Besides retirement planning, her free online course available to all U.S. troops covers a variety of topics, from learning how to live debt-free, tackling financial obstacles, to purchasing big-ticket items like a home or car. Any military member can enroll in the course at SuzeU.com, using gift code "USA."
With Orman's help, a video explaining the blended retirement system, which is set to be rolled out Army-wide in 2018, is also in the works as part of the partnership.
As one of the biggest changes to military pay and benefits in 70 years, the blended retirement system is expected to provide a sort of portable retirement benefit to about 85 percent of the force, compared to only 19 percent today.

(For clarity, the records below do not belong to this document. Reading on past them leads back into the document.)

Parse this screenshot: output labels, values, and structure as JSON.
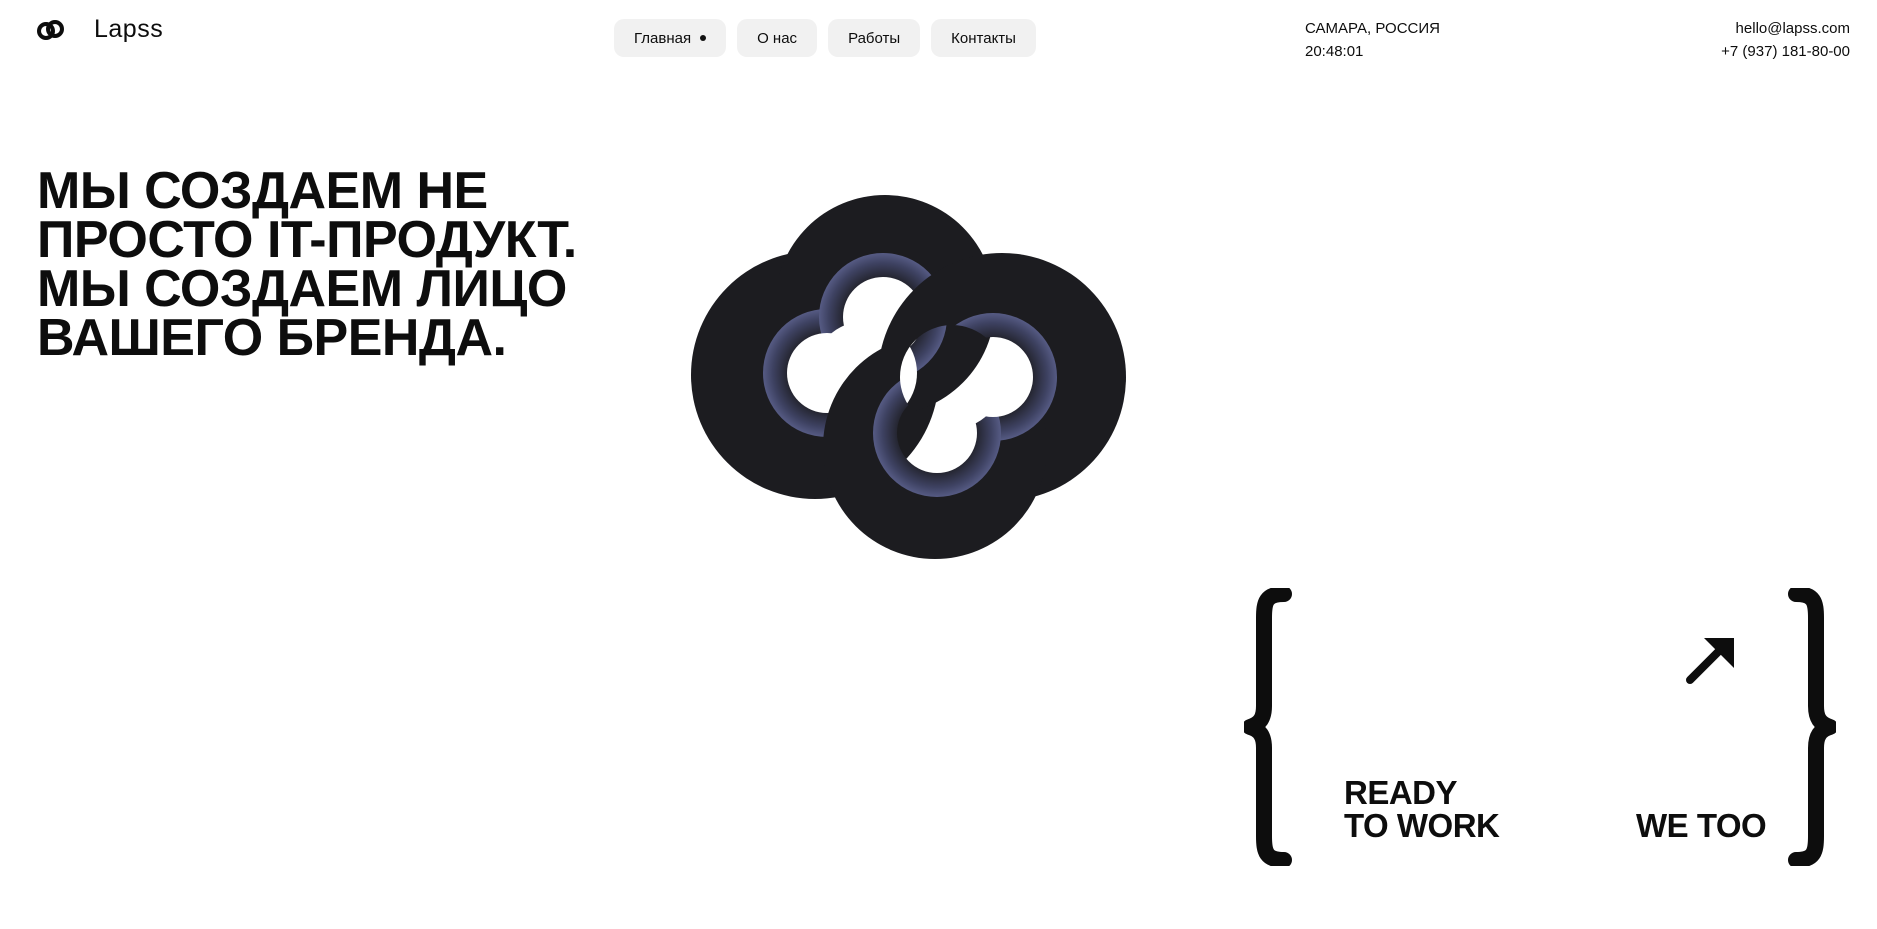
{
  "header": {
    "brand": "Lapss",
    "logo_icon": "linked-rings-icon",
    "nav": [
      {
        "label": "Главная",
        "active": true
      },
      {
        "label": "О нас",
        "active": false
      },
      {
        "label": "Работы",
        "active": false
      },
      {
        "label": "Контакты",
        "active": false
      }
    ],
    "location": "САМАРА, РОССИЯ",
    "time": "20:48:01",
    "email": "hello@lapss.com",
    "phone": "+7 (937) 181-80-00"
  },
  "hero": {
    "headline_lines": [
      "МЫ СОЗДАЕМ НЕ",
      "ПРОСТО IT-ПРОДУКТ.",
      "МЫ СОЗДАЕМ ЛИЦО",
      "ВАШЕГО БРЕНДА."
    ],
    "logo_graphic": "linked-rings-logo"
  },
  "cta": {
    "ready_line1": "READY",
    "ready_line2": "TO WORK",
    "we_too": "WE TOO",
    "arrow_icon": "arrow-up-right-icon",
    "brace_icons": [
      "left-curly-brace-icon",
      "right-curly-brace-icon"
    ]
  },
  "colors": {
    "background": "#ffffff",
    "text": "#0d0d0d",
    "nav_bg": "#f1f1f1",
    "logo_dark": "#1c1c20",
    "logo_glow": "#4a4e72"
  }
}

"We love our troops and their families. They are the corps of who we are as a team," Murphy said. "We want to make sure that they get the best advice as possible."
Murphy also hopes Orman's advice will steer cash-strapped Soldiers away from payday loan businesses that try to exploit them with high interest rates.
"We've cracked down on some of that, but really that's being reactive," he said. "What we're trying to do with Suze is to be proactive and let [Soldiers] know the tools that are out there."
This isn't the first time Orman has partnered with the Army. In May, she signed a four-year gratuitous services agreement with the Army Reserve to improve the financial readiness of reservists with informational videos, written material, town hall discussions and base visits.
She said she plans to devote herself to these partnerships full time since she ended The Suze Orman Show on CNBC in 2015. One of her goals now is to serve as an impartial financial advisor to Soldiers who are unable to find one elsewhere.
"It's very difficult, in my opinion, to get true, honest, unbiased financial advice," she said. "It's almost as if everybody who gives you financial advice who's in the financial arena has something to gain from it. We need an unbiased source, which I will serve as."